Jump to content

  • Log In with Google      Sign In   
  • Create Account

Generate mipmaps for DDS cubemaps in DirectX 11

  • You cannot reply to this topic
5 replies to this topic

#1 ErnstH   Members   -  Reputation: 102


Posted Yesterday, 02:47 AM

I'm loading my DDS cubemaps with this function:


HRESULT hr = CreateDDSTextureFromFile(mDevice, inPath, &Texture, &mShaderResourceView);


This works fine, except it has no mipmaps.

According to this page:


I have to use the Ex version:


unsigned int bindFlags = D3D11_BIND_SHADER_RESOURCE | D3D11_BIND_RENDER_TARGET;
unsigned int miscFlags = D3D11_RESOURCE_MISC_GENERATE_MIPS;

HRESULT hr=CreateDDSTextureFromFileEx(mDevice, mContext, inPath, 0, D3D11_USAGE_DEFAULT, bindFlags, 0, miscFlags, false, &Texture, &mShaderResourceView);


However, no matter what I try I get a:

E_INVALIDARG One or more arguments are invalid
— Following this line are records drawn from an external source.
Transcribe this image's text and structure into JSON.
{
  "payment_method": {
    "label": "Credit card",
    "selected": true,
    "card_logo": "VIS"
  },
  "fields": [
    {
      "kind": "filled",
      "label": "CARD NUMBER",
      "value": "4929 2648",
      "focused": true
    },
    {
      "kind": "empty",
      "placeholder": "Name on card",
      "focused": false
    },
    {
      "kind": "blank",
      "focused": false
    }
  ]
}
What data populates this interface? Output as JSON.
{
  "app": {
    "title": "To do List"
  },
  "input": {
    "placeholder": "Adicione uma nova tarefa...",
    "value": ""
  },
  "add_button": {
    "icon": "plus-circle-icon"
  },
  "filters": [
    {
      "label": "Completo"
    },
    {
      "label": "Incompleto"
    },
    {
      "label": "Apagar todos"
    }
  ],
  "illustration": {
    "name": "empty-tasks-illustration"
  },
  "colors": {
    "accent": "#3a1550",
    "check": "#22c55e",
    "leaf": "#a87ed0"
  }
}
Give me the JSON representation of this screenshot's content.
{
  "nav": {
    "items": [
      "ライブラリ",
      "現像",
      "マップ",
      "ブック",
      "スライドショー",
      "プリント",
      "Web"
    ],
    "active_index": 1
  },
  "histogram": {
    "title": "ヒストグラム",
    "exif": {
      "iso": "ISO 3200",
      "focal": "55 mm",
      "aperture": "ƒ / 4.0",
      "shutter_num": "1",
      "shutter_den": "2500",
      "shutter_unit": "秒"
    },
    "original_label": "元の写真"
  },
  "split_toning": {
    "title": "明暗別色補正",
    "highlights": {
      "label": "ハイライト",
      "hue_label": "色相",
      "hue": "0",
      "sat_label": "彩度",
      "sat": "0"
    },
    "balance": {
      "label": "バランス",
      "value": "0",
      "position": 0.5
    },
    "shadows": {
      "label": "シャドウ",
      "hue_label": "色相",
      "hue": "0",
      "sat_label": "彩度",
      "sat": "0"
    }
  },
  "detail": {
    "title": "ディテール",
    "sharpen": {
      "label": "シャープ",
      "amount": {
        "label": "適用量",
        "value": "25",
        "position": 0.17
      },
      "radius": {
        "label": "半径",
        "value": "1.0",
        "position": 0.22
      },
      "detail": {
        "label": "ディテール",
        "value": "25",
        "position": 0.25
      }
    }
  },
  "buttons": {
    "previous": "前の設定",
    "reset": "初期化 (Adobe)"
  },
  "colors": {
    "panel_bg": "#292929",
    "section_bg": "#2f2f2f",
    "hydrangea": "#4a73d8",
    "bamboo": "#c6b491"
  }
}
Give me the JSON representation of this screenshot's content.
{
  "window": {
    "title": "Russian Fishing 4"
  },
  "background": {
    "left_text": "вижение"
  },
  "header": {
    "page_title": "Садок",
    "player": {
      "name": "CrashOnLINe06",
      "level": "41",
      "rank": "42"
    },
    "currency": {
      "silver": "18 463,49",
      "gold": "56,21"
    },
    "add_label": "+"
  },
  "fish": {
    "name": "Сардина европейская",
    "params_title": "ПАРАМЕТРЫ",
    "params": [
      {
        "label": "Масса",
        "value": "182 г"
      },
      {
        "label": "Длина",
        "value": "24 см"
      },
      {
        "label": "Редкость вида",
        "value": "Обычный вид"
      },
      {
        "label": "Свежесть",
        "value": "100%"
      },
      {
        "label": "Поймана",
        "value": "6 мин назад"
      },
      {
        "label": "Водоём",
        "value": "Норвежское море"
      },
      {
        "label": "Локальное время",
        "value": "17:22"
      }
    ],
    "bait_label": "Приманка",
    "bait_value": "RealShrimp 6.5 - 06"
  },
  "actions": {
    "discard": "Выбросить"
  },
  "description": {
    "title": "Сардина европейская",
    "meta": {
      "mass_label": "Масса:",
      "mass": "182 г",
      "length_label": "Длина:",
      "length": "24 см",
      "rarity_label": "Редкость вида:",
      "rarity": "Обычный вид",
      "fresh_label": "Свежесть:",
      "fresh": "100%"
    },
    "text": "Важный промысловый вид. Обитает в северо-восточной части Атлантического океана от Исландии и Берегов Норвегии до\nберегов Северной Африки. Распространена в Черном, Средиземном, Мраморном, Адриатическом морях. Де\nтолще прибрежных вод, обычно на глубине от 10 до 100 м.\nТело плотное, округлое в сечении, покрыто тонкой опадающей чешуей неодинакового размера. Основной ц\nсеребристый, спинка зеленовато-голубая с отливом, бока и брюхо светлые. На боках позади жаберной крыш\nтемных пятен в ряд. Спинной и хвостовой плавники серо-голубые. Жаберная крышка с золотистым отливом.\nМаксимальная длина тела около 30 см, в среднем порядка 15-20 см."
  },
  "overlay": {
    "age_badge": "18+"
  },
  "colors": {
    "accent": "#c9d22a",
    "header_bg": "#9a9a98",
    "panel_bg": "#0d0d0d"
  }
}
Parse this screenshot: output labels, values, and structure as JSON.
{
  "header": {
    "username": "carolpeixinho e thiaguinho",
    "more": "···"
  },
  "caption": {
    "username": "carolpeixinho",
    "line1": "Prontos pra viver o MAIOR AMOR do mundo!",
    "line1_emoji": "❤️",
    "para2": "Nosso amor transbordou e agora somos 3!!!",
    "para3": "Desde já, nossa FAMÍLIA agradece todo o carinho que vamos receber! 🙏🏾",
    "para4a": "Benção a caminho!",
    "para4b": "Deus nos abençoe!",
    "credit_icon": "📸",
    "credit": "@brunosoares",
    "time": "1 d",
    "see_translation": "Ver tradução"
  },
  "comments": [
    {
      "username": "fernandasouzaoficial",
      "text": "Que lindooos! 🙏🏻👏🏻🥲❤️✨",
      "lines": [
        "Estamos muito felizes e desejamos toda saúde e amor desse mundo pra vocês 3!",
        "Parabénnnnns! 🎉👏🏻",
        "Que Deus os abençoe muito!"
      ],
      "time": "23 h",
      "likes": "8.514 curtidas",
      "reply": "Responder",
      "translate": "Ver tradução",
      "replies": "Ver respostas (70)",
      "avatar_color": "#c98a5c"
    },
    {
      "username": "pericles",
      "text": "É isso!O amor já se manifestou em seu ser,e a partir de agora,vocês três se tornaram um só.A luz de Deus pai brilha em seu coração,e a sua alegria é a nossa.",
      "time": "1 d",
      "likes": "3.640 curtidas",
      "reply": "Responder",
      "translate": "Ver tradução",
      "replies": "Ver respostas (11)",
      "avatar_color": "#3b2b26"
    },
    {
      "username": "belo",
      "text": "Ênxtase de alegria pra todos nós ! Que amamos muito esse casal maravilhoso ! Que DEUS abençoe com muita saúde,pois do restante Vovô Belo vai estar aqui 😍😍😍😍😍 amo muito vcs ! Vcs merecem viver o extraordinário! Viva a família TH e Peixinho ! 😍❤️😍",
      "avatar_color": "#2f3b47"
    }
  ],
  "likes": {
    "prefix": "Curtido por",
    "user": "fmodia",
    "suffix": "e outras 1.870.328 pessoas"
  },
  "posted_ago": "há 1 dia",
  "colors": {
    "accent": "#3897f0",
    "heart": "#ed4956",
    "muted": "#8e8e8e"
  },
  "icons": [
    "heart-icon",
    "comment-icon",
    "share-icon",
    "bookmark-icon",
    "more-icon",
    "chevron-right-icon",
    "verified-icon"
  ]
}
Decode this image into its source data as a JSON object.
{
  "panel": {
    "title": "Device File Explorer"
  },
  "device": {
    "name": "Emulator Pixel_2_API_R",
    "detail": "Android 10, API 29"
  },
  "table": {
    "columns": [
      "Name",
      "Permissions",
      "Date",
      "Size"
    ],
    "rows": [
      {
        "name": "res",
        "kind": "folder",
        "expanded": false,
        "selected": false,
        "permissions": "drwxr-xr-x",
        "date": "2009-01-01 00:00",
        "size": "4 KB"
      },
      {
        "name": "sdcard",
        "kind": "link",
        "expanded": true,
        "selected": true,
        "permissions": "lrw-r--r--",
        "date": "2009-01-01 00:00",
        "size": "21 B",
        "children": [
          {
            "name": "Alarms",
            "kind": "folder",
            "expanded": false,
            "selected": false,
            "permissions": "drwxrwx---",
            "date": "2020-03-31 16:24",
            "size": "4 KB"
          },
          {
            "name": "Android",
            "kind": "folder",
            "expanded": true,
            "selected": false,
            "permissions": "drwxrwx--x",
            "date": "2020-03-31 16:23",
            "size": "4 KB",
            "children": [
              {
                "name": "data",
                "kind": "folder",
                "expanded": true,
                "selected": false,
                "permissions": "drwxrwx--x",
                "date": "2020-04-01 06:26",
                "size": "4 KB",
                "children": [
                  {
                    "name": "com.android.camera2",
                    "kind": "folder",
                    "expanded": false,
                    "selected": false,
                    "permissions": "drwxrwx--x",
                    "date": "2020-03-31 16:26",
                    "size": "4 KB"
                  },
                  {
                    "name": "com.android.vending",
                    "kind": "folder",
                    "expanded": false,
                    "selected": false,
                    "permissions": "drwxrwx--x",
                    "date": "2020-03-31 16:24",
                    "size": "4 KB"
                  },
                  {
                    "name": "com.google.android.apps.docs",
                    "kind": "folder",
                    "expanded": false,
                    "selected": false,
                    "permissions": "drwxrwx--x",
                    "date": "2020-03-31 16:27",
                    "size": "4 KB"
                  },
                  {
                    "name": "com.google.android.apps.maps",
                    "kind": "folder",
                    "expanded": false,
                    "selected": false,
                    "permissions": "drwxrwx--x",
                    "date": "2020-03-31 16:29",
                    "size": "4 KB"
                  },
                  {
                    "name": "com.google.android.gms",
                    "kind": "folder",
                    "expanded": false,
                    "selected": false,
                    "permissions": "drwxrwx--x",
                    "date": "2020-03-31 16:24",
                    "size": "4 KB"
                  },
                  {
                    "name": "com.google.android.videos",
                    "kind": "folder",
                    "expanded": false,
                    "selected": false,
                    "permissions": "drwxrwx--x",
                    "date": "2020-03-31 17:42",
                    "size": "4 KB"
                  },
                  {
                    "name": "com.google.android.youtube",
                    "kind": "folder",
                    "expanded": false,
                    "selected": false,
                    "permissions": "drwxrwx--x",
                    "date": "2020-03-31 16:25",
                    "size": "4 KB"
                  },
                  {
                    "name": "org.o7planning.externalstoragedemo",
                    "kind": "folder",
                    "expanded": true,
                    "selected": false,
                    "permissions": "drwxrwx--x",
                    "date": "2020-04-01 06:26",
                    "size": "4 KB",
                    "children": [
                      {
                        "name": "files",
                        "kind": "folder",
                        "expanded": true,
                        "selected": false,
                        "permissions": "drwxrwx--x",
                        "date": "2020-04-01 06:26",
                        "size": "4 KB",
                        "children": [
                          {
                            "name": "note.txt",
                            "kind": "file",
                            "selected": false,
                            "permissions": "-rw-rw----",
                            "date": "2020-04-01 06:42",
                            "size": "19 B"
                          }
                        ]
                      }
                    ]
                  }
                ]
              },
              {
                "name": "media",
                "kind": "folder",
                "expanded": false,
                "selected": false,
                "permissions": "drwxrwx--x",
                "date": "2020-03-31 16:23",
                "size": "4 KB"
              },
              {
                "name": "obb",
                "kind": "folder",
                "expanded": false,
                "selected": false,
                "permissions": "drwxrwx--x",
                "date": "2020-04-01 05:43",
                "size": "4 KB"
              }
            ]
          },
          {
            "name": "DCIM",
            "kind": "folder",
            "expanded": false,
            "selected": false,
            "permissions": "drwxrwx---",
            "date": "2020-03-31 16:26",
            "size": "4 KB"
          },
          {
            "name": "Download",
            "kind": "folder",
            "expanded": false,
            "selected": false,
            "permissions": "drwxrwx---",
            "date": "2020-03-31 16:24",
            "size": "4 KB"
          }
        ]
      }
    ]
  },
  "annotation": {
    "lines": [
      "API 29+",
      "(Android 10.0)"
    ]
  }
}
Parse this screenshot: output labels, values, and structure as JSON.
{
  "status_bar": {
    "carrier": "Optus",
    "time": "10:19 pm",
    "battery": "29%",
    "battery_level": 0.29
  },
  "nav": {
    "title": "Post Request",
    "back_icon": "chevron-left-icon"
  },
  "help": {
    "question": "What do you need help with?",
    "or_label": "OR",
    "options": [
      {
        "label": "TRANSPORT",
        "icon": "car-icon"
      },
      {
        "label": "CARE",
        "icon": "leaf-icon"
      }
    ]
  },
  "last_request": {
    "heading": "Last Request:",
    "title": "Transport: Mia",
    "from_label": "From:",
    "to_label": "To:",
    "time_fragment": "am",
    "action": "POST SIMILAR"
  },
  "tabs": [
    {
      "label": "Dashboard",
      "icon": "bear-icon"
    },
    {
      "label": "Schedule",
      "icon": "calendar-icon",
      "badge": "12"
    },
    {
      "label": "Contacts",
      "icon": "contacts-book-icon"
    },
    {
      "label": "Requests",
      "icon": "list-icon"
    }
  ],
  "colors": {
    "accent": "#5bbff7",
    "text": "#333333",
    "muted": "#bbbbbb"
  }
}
When stepping through the code I found out that the format is DXGI_FORMAT_BC1_UNORM (71) and this format is not supported for auto-gen mipmaps for my feature level and it finally fails at the CreateD3DResources function.


DirectX 9 has no problems generating mipmaps for this very same DDS file. Does this mean I have to convert the DDS file to another format, like uncompressed? Or is there a way to make it work in DirectX 11?


Any hints will be much appreciated!


#2 mhagain   Crossbones+   -  Reputation: 7866


Posted Yesterday, 05:34 AM

Why not just include the mipmap levels in the DDS file itself?  That way you don't need to generate them.

It appears that the gentleman thought C++ was extremely difficult and he was overjoyed that the machine was absorbing it; he understood that good C++ is difficult but the best C++ is well-nigh unintelligible.

#3 ErnstH   Members   -  Reputation: 102


Posted Yesterday, 05:56 AM

I understand that this is the idea of DDS files.


We however need this functionality to stay compatible with the DirectX 9 version of our software.


Our users are expecting their projects (with their own DDS files) to render better in a DirectX 11 version. Not worse.

#4 Matias Goldberg   Crossbones+   -  Reputation: 3213


Posted Yesterday, 09:28 AM

For what I can see it is failing because what DX9 did was to decompress, generate mips, compress again. Which is a lossy operation (theoretically it can be done as a lossless conversion by replacing binary data of mip 0 of the recompressed stream with the one from the original bc1, however the generated mips from bc1 sources should be of lower quality than generating mips from original sources).

Most likely D3D11 forces you to greater quality by first generating the mips from the source material, then compress. If the dds is already compressed and you want to pay the price, decompress it first.

Edited by Matias Goldberg, Yesterday, 09:29 AM.

#5 MJP   Moderators   -  Reputation: 11034


Posted Yesterday, 12:25 PM

You can't use a BC1 texture as a render target, which means that you can't use the GPU to generate mipmaps. Generating mipmaps would require uncompressing the texture data (either on the CPU or GPU), generating the mips, and then optionally re-compressing at the end. The simple DDS loader that you're using doesn't include this functionality, since it's meant to be simple and bare-bones. 

One option for you would be to link to the full version of DirectXTex, and use it to perform the necessary conversions and operations. It has a full suite of texture functionality, and can certainly handle the process that I outlined above. If you prefer it also includes a command-line texture conversion utility, which has most of the same functionality that's available in the library. 

Another option would be to do the conversion yourself on the GPU. This actually fairly straightforward: just create an equivalent-sized uncompressed version of the texture, and then use a compute shader or a pixel shader on a full-screen quad to copy the texture data to your uncompressed texture. Then you can use the GPU to auto-generate the mips, and just render with the uncompressed version. Or if you would prefer to have the memory savings of the compressed version, you can re-compress at this point using DirectXTex or the compression library of your choice.

#6 ErnstH   Members   -  Reputation: 102


Posted Today, 03:11 AM

Thank you for the info.


I think I'try the latter option first. I'll let you know how it goes.